We are now seeing better spring weather with soil temperatures increasing and grass growth improving, writes Noel McNeill, CAFRE, beef and sheep adviser, Newry.
This grass growth will allow cows to be turned out with their calves if sufficient covers are available.
Before cows go out a few management points should be considered to help ensure a successful turnout.
Hypomagnesemia (grass tetany or staggers) can be a problem in suckler cows in early spring as demand for magnesium (Mg) in cows producing milk for newly born calves will be high.
Most of this increased magnesium requirement must come through the diet as magnesium stored by the animal is released slowly.
The most obvious symptoms of tetany are muscle twitching, staggering, animal collapsed and lying flat on the ground with its head thrown back.
Not all cows will display these symptoms before collapse and death. Grass tetany is very dangerous and can be fatal. Calling a vet as soon as it is suspected is absolutely essential.

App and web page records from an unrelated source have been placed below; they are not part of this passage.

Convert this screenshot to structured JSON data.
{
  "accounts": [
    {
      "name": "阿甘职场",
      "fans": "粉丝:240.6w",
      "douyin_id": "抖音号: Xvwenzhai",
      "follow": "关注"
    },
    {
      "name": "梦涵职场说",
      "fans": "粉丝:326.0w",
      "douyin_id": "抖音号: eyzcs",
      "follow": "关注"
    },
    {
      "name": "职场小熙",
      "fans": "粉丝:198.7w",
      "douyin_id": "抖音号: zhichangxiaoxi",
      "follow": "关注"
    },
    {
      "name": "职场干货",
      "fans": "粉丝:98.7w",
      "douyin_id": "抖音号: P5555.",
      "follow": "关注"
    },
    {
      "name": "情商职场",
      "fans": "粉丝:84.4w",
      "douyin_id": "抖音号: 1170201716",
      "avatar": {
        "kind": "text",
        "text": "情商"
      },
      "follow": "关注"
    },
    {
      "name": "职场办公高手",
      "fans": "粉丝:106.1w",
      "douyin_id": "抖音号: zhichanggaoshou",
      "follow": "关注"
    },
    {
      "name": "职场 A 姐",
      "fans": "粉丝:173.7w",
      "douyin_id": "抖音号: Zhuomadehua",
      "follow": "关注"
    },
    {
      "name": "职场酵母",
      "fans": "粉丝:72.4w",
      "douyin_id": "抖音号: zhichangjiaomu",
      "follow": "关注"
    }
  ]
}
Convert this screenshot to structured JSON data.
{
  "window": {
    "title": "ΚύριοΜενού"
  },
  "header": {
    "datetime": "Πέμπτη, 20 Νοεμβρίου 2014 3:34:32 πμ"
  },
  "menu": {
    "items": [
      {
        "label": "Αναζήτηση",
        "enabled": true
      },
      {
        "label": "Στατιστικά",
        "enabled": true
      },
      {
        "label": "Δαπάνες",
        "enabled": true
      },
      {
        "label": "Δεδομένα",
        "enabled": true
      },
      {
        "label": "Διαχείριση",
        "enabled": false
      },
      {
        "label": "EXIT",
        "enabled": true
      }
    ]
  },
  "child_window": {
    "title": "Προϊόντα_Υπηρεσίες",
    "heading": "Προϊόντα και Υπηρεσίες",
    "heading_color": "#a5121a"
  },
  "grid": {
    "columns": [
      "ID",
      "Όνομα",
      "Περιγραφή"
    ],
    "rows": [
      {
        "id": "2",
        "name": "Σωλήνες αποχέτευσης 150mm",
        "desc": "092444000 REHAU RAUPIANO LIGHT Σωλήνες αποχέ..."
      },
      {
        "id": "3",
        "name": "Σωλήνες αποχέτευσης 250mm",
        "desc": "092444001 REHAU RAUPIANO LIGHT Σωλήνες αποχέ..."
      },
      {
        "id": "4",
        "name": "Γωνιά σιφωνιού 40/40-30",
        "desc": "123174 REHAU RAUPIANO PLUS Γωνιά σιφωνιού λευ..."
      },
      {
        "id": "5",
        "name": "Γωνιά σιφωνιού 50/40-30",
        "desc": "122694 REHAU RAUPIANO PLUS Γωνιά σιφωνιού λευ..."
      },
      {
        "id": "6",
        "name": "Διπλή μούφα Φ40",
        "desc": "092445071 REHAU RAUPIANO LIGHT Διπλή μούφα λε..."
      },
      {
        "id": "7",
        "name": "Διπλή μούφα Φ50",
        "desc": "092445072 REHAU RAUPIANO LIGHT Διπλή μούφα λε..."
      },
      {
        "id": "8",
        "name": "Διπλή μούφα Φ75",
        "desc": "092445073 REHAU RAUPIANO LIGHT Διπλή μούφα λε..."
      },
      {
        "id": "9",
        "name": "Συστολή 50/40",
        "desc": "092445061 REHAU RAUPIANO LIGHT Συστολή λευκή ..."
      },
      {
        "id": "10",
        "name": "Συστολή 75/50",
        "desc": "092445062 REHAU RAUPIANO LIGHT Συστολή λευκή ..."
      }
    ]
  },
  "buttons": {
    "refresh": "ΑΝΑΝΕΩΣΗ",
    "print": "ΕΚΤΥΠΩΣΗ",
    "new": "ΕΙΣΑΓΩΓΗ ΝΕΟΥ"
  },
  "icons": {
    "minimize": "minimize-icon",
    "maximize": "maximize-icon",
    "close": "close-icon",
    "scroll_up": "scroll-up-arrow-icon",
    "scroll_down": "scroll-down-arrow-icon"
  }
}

As the cows need for magnesium is increased any decrease in intake can lead to grass tetany.
Plan to get freshly calved cows out to grass as soon as possible now that the weather and ground conditions have improved.
Reduced Mg uptake
Factors influencing reducing Mg uptake include:
- Changeable spring weather, particularly cold wet spells, reducing intake while at the same time increasing energy demand;
- Rapidly growing lush swards which have received high levels of nitrogen (N) fertiliser are lower in fibre, resulting in faster rate of passage through the gut, reducing the time for Mg uptake;
- High levels of potassium (K) in the sward can reduce the availability of Mg in the grass;
- As the spring breeding season begins and cows begin showing signs of oestrus increased activity coupled with lower intakes during the oestrus period will increase the risk of grass tetany.
There are a number of actions that can be taken to increase the intake of magnesium and strategies to decrease the risk. They include:
- Do not put on too much nitrogen in one application for grazing fields;
- Split applications of K over the grazing season. This will decrease the chance of locking up the Mg in the grass, and in turn, lower the risk of grass tetany;
- Avoid grazing fields that have been fertilised for silage or any pasture that received high amounts of K fertiliser;
- Giving free access to Mg minerals. This can be via licks or dusting of paddocks with a magnesium-based powder pre grazing. Licks are a good source of Mg but there is still a risk some cows will not avail of these;
- Use pre or post-calving boluses, taking veterinary and manufacturer advice on the timing of administration;
- Buffer feeding hay or straw when on fresh pastures will increase the fibre content of the diet to slow rumen passage of nutrients in the grass. There is, however, still a risk of cows not eating this fibre.
There are many other ways which magnesium intake can be increased and the risk of grass tetany can be reduced.
However, even with all of these put into practice there is still always a chance cows can be susceptible during high periods of stress and changing conditions.
If a cow does exhibit signs of grass tetany it is important to contact your veterinary surgeon for help as soon as possible.
As we see, the better weather conditions calves will be turned out a lot earlier; this is good practice as it lowers the risk of contracting disease in the calving pens.
However, calves should still be checked as regularly as possible, and at least twice-daily, for signs of scours, joint ill and pneumonia.
This regular checking will allow for early detection and early treatment. The earliest possible intervention will increase the chances of a successful treatment.
Calves should be tagged as soon as possible after birth to allow early detection and removal of BVD positive Permanently Infected (PI) calves.
Colostrum intake is the foundation for healthy calves. Keep a very close watch on calves that have been slow to suckle.
Consult your vet and follow your animal health plan for timing of vaccination for pneumonia and clostridial diseases and deliver these vaccinations as soon as possible.
Cow & Bull Health
Cows should receive their BVD booster vaccine at least one month before the breeding season commences, cows can also receive their leptospirosis vaccine at the same time.
If heifers are being kept for breeding they will need a two dose programme three to six weeks apart, with the second shot administered well in advance of the start of breeding.
If more than one bull is being used on the farm it is a good time to split cows into their relevant breeding groups which will reduce the need for any more stress further into the season.
Bulls will soon be called back into service. It is important at this time to give your bull a good check over.
Pay particular attention to the bull’s feet. A lame bull during the breeding season can have detrimental effects on conception rates and calving spread, both of which will impact profit next year.
Bulls must be in good condition when introduced to the cows as they will lose condition during the breeding season.
Spring-time and cattle going to grass will be a relief for farmers with labour reducing as we start to come to the end of the spring calving period. However, it is not time to be complacent.
Cows and calves should be regularly checked, and health and feeding plans kept up to date to increase the likelihood of a stress-free turnout and to keep animals healthy and productive.